[THE TASK]:
When you find the word "当RETURN" in a line of the entries, please copy the whole line.
____________________
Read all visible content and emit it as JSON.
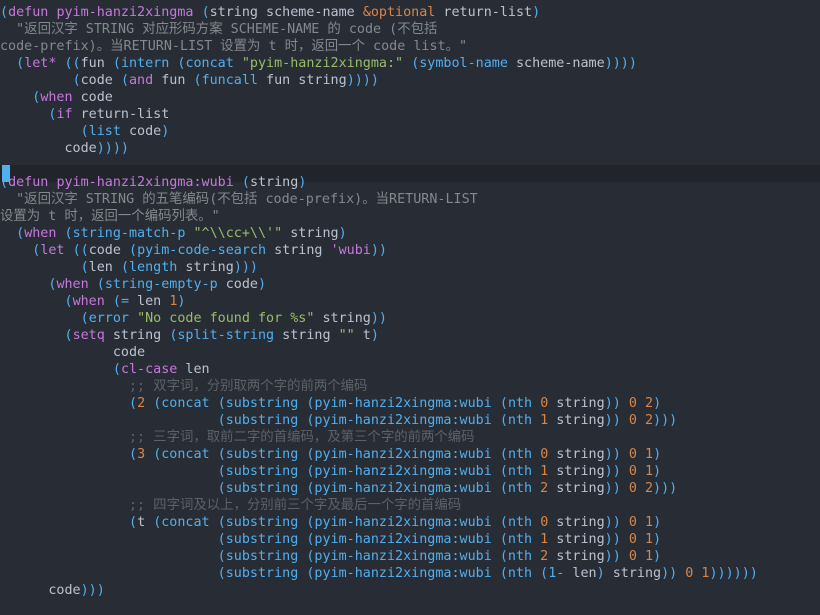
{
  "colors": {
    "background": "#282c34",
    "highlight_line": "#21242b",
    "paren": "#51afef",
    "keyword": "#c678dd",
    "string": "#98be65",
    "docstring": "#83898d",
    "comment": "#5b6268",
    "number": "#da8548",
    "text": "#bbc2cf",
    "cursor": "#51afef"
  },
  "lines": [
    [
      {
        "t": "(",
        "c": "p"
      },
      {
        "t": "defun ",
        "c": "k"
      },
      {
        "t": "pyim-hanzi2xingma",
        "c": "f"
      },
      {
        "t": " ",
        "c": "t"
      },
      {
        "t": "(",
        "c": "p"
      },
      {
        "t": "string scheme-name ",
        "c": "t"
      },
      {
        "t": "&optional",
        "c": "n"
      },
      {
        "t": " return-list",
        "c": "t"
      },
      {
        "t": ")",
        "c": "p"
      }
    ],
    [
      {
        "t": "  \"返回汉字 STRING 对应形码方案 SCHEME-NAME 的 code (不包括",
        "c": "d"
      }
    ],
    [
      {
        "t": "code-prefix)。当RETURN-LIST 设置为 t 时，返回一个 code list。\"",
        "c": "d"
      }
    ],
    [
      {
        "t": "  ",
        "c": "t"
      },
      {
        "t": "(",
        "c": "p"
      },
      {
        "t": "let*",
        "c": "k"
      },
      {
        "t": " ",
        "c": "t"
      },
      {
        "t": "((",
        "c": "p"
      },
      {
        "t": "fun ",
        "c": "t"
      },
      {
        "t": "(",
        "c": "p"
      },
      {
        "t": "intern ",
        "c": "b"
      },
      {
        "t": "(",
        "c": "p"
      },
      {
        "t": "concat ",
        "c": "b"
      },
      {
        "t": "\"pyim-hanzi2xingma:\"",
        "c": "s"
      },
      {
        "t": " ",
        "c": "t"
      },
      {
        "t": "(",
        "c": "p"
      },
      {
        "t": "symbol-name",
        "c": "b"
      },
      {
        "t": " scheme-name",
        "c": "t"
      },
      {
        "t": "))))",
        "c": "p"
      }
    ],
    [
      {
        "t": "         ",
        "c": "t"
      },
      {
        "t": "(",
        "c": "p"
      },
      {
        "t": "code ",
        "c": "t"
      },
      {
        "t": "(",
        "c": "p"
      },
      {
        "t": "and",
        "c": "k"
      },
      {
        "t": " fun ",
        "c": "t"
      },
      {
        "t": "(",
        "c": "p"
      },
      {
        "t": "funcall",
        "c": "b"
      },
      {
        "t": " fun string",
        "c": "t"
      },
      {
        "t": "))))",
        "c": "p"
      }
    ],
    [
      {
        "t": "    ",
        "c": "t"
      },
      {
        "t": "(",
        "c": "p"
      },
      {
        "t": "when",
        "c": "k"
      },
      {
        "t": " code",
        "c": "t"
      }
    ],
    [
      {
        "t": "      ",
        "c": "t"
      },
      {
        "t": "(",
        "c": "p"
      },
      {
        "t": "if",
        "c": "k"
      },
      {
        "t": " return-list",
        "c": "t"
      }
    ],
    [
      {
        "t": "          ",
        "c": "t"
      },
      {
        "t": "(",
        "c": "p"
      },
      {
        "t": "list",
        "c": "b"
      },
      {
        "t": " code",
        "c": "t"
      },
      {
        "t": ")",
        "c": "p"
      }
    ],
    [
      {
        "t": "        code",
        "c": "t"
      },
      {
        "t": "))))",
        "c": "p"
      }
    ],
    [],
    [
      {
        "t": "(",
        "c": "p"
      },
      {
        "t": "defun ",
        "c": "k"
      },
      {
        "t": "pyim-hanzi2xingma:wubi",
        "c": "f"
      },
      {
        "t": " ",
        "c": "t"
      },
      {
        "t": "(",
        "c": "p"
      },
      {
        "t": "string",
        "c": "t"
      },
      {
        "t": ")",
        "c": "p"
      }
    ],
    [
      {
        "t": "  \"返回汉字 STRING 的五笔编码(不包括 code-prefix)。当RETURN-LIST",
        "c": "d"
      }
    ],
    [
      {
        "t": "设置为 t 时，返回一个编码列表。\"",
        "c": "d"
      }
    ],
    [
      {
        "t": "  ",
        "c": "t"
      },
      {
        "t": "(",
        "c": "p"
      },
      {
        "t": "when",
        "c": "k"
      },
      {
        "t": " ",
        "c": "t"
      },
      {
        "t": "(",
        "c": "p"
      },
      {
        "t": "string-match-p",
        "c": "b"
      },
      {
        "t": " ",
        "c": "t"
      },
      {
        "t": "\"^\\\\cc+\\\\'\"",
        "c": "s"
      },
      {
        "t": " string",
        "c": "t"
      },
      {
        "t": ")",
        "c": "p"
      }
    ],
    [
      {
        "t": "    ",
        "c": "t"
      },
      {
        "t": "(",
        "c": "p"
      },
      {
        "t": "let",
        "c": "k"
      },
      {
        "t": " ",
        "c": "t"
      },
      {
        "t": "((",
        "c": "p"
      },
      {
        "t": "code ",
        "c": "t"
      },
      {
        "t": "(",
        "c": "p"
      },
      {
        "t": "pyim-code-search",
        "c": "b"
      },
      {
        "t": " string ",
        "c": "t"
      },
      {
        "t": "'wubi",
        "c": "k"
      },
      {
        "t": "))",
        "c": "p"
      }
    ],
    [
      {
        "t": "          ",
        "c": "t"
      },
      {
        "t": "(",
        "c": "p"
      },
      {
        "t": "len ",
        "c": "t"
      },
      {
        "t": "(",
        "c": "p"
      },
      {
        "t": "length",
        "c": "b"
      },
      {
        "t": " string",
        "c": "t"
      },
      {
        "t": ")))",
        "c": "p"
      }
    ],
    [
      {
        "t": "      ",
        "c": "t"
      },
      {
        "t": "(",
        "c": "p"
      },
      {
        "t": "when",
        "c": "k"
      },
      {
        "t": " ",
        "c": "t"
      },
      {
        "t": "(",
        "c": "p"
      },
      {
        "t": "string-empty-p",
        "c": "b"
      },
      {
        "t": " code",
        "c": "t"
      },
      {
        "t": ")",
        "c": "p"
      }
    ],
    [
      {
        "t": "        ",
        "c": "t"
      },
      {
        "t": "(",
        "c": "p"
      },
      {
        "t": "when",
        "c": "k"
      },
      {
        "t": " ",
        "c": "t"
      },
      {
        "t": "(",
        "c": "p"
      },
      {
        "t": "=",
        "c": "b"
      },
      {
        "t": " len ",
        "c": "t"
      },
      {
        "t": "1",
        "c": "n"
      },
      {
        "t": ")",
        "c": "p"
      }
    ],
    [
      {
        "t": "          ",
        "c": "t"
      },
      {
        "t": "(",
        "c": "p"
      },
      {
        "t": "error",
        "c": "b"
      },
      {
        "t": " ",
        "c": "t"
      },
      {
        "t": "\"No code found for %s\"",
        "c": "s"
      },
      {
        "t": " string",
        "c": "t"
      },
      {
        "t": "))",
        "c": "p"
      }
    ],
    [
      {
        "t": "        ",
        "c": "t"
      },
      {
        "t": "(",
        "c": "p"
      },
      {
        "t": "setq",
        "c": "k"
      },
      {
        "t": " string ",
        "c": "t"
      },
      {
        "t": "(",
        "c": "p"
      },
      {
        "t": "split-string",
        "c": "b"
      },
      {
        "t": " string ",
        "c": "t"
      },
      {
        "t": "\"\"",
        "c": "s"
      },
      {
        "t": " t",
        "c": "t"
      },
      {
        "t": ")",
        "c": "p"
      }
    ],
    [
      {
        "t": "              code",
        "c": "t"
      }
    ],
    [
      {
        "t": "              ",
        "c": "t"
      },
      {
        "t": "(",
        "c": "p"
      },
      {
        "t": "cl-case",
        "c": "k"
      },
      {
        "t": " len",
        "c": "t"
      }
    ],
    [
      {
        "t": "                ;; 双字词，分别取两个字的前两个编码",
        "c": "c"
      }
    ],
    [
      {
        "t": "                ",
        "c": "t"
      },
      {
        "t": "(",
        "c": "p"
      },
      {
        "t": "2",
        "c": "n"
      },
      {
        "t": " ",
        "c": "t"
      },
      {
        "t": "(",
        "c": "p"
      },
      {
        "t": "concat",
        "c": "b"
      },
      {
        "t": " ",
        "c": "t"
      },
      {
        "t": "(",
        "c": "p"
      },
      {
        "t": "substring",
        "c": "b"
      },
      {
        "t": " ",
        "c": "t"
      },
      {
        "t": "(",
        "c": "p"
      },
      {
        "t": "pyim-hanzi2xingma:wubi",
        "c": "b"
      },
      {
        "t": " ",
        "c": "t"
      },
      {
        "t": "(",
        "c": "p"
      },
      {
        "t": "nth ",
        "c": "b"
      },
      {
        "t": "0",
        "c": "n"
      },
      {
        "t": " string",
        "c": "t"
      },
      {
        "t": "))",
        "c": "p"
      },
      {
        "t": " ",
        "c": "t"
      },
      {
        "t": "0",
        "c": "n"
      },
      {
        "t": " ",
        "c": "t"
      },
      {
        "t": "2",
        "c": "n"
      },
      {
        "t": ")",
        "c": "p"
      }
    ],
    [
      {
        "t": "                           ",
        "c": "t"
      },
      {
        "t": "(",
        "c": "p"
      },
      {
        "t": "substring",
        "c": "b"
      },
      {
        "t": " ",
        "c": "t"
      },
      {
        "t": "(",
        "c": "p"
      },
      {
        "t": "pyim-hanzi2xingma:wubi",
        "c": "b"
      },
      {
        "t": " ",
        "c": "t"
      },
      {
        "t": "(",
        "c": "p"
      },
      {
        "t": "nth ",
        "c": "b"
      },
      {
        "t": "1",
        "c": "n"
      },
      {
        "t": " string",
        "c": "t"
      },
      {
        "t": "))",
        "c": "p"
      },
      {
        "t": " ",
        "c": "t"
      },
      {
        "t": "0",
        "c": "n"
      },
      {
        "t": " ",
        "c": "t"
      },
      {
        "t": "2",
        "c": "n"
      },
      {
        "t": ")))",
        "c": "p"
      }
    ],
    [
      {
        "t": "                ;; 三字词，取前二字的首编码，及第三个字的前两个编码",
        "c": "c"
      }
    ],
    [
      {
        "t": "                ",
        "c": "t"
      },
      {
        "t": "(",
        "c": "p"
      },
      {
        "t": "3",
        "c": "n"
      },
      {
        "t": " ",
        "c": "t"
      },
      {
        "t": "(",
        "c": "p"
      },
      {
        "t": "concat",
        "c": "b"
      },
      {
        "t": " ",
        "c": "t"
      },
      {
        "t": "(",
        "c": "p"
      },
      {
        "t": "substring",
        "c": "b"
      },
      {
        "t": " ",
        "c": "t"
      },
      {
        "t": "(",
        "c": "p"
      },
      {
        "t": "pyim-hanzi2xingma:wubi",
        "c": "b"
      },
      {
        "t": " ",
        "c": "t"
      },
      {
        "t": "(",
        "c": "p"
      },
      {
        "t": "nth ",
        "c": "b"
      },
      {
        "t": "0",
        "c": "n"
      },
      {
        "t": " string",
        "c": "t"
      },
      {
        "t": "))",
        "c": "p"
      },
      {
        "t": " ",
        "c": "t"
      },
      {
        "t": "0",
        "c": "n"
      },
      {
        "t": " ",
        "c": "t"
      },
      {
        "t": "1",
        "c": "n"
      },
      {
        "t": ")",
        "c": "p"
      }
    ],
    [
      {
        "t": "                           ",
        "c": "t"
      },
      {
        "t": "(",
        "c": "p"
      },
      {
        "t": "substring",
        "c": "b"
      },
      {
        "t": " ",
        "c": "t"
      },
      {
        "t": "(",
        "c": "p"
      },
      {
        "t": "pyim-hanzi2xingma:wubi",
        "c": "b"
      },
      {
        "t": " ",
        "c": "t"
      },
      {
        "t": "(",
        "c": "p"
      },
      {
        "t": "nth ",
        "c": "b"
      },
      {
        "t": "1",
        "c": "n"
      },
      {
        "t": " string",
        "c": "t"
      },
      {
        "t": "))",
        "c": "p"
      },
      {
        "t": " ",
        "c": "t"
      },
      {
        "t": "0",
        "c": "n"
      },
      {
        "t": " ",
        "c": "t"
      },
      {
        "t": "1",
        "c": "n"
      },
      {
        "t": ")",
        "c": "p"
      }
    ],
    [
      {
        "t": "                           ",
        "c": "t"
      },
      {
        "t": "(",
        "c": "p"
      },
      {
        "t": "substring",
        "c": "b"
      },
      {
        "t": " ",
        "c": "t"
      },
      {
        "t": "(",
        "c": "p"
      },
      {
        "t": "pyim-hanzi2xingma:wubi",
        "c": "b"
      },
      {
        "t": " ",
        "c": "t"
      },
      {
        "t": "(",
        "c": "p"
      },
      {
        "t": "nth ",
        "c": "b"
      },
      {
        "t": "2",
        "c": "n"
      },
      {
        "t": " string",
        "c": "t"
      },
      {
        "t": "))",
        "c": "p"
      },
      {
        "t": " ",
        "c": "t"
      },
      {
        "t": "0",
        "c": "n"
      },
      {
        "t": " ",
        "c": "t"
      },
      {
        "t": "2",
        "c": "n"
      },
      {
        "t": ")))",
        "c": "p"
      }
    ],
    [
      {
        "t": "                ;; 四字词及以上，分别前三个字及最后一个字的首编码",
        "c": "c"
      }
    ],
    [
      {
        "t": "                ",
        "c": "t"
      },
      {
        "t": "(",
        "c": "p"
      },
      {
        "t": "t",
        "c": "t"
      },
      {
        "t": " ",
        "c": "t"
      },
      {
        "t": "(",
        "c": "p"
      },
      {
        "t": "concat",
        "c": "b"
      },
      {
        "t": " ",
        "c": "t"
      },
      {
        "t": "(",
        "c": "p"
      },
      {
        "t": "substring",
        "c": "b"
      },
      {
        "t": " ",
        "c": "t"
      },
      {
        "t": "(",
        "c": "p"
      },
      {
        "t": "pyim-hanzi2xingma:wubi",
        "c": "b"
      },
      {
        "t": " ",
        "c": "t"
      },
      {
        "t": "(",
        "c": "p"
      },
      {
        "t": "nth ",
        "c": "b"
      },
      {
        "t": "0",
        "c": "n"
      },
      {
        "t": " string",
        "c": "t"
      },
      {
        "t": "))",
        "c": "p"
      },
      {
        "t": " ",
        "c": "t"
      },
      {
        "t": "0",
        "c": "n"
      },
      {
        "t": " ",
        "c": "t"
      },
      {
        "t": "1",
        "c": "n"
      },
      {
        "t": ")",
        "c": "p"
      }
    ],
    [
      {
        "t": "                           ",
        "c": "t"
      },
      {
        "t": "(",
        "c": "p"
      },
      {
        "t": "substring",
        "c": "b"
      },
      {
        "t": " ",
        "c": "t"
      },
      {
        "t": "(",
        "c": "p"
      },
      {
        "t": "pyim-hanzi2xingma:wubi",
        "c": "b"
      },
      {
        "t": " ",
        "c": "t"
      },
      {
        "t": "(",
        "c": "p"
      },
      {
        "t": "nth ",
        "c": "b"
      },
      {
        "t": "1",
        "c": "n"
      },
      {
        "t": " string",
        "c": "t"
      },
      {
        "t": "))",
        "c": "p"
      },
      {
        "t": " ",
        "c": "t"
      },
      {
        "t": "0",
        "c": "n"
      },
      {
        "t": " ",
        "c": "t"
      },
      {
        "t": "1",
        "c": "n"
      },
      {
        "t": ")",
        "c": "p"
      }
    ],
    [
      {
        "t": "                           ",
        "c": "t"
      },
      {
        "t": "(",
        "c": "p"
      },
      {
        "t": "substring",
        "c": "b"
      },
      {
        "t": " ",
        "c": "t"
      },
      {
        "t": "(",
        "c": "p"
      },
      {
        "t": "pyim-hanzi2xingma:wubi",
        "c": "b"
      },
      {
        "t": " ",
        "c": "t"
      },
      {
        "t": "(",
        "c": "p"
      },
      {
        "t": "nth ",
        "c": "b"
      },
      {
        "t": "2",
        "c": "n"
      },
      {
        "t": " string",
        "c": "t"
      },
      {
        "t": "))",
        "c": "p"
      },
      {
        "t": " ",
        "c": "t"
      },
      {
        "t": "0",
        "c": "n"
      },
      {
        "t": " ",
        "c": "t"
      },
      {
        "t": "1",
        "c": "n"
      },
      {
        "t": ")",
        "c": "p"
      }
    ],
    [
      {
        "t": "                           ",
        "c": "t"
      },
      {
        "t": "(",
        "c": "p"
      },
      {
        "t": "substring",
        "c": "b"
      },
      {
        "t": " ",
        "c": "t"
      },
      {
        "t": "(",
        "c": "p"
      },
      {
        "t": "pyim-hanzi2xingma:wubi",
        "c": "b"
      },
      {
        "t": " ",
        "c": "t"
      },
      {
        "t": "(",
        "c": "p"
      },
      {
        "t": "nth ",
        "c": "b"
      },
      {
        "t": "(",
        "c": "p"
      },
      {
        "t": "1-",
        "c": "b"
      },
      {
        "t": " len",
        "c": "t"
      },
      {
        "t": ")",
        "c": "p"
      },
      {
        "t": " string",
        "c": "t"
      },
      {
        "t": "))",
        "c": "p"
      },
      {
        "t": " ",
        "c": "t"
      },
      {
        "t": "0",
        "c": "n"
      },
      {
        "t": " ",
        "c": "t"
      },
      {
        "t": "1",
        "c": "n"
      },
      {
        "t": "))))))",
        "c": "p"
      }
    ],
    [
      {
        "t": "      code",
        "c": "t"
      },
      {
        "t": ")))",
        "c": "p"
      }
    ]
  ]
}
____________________
[RESULT OF THIS TASK]:
        "t": "code-prefix)。当RETURN-LIST 设置为 t 时，返回一个 code list。\"",
        "t": "  \"返回汉字 STRING 的五笔编码(不包括 code-prefix)。当RETURN-LIST",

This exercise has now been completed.